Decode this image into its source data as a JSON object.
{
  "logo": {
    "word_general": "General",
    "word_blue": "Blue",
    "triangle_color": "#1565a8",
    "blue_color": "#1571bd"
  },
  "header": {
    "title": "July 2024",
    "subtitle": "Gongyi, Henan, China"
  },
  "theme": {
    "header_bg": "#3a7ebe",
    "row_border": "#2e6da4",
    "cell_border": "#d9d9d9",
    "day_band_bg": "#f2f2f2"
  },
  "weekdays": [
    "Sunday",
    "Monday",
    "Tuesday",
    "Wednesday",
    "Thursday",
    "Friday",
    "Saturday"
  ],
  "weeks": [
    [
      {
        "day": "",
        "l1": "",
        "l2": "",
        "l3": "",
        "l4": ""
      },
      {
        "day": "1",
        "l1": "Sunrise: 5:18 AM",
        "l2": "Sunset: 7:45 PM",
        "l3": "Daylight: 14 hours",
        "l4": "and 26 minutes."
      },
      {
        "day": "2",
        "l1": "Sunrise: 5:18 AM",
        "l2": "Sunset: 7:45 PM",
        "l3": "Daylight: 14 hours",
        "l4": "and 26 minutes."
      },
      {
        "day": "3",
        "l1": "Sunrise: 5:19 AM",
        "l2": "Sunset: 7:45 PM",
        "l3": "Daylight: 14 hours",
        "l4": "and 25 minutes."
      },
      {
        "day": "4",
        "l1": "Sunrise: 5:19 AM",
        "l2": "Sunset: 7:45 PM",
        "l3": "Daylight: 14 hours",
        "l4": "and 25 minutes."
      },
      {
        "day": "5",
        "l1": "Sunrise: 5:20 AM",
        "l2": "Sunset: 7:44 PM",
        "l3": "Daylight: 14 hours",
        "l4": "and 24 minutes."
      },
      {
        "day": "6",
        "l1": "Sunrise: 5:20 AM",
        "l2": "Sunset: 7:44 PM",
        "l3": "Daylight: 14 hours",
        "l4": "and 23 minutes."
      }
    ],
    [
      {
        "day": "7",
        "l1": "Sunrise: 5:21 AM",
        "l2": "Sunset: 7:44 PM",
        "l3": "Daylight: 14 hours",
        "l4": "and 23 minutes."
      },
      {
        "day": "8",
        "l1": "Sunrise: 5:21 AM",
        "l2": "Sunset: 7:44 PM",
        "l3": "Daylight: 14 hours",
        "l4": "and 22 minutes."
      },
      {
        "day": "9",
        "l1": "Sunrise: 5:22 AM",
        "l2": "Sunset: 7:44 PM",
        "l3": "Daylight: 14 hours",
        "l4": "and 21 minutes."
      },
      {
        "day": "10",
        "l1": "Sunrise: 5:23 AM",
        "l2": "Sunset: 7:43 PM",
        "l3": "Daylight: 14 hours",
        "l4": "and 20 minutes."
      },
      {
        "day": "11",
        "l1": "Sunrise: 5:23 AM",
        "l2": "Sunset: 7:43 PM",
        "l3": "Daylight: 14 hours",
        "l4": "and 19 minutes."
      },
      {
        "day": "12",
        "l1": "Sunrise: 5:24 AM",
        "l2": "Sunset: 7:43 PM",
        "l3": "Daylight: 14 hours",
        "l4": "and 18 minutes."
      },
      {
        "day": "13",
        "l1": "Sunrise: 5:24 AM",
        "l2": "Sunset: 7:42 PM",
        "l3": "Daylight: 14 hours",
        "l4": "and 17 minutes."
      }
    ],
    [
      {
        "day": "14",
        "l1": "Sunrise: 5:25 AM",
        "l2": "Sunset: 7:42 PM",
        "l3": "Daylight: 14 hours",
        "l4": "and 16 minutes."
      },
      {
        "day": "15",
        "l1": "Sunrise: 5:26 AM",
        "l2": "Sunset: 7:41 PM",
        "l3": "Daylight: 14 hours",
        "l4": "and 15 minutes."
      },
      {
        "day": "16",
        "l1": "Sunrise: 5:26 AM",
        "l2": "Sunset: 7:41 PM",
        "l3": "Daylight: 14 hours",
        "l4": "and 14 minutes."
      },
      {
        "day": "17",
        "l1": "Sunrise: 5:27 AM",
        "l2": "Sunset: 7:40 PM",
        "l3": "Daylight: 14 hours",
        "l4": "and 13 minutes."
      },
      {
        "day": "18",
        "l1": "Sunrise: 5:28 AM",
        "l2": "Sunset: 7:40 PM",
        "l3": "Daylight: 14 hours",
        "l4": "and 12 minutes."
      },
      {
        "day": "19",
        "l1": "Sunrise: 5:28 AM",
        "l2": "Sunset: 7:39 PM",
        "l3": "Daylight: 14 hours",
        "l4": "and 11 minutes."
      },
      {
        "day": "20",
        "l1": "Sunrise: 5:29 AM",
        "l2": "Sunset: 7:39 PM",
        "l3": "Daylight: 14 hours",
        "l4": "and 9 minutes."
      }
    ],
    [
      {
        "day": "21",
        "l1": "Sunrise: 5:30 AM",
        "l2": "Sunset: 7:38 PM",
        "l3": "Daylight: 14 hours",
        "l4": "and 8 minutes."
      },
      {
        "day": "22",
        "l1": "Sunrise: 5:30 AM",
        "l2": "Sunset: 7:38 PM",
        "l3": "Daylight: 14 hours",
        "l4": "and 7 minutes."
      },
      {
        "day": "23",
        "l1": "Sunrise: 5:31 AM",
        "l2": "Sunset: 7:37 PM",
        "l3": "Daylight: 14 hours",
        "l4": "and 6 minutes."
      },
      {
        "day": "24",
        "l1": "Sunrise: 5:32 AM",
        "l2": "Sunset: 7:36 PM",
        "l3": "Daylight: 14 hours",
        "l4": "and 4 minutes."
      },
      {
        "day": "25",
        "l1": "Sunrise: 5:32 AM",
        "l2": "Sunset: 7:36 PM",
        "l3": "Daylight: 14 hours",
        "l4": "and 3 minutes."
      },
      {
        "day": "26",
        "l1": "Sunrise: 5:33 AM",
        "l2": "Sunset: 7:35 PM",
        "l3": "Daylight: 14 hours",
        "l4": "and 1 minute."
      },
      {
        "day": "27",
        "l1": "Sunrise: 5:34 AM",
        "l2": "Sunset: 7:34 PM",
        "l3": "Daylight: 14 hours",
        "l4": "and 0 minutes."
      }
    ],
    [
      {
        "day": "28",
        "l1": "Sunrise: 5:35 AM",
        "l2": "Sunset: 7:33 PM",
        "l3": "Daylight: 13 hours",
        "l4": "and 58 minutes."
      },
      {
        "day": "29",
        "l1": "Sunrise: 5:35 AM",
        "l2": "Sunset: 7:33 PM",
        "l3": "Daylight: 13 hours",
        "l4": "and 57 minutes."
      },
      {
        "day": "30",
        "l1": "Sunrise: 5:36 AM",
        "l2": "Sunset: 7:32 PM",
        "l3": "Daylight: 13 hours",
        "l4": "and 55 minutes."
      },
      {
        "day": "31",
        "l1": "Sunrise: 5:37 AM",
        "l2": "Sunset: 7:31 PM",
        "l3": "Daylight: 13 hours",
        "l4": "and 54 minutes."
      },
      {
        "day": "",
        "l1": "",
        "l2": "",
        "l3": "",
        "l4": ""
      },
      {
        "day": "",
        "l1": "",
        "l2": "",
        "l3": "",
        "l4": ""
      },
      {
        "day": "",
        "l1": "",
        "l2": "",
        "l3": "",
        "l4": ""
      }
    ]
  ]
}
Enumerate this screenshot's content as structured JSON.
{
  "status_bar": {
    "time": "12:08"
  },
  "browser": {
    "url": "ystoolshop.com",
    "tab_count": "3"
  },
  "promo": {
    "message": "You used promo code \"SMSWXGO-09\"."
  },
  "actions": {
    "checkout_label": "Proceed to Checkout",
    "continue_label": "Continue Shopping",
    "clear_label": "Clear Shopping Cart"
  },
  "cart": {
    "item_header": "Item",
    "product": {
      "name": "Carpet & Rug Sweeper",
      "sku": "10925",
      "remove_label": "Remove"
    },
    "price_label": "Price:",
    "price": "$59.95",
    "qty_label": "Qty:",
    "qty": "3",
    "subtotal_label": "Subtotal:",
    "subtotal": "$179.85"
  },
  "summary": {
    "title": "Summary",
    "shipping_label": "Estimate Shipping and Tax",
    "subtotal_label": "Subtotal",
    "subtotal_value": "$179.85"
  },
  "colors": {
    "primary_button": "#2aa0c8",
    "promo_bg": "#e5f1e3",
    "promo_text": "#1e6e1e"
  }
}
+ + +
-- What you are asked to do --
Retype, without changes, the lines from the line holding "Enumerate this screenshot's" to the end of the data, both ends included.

-- Output of the task --
Enumerate this screenshot's content as structured JSON.
{
  "status_bar": {
    "time": "12:08"
  },
  "browser": {
    "url": "ystoolshop.com",
    "tab_count": "3"
  },
  "promo": {
    "message": "You used promo code \"SMSWXGO-09\"."
  },
  "actions": {
    "checkout_label": "Proceed to Checkout",
    "continue_label": "Continue Shopping",
    "clear_label": "Clear Shopping Cart"
  },
  "cart": {
    "item_header": "Item",
    "product": {
      "name": "Carpet & Rug Sweeper",
      "sku": "10925",
      "remove_label": "Remove"
    },
    "price_label": "Price:",
    "price": "$59.95",
    "qty_label": "Qty:",
    "qty": "3",
    "subtotal_label": "Subtotal:",
    "subtotal": "$179.85"
  },
  "summary": {
    "title": "Summary",
    "shipping_label": "Estimate Shipping and Tax",
    "subtotal_label": "Subtotal",
    "subtotal_value": "$179.85"
  },
  "colors": {
    "primary_button": "#2aa0c8",
    "promo_bg": "#e5f1e3",
    "promo_text": "#1e6e1e"
  }
}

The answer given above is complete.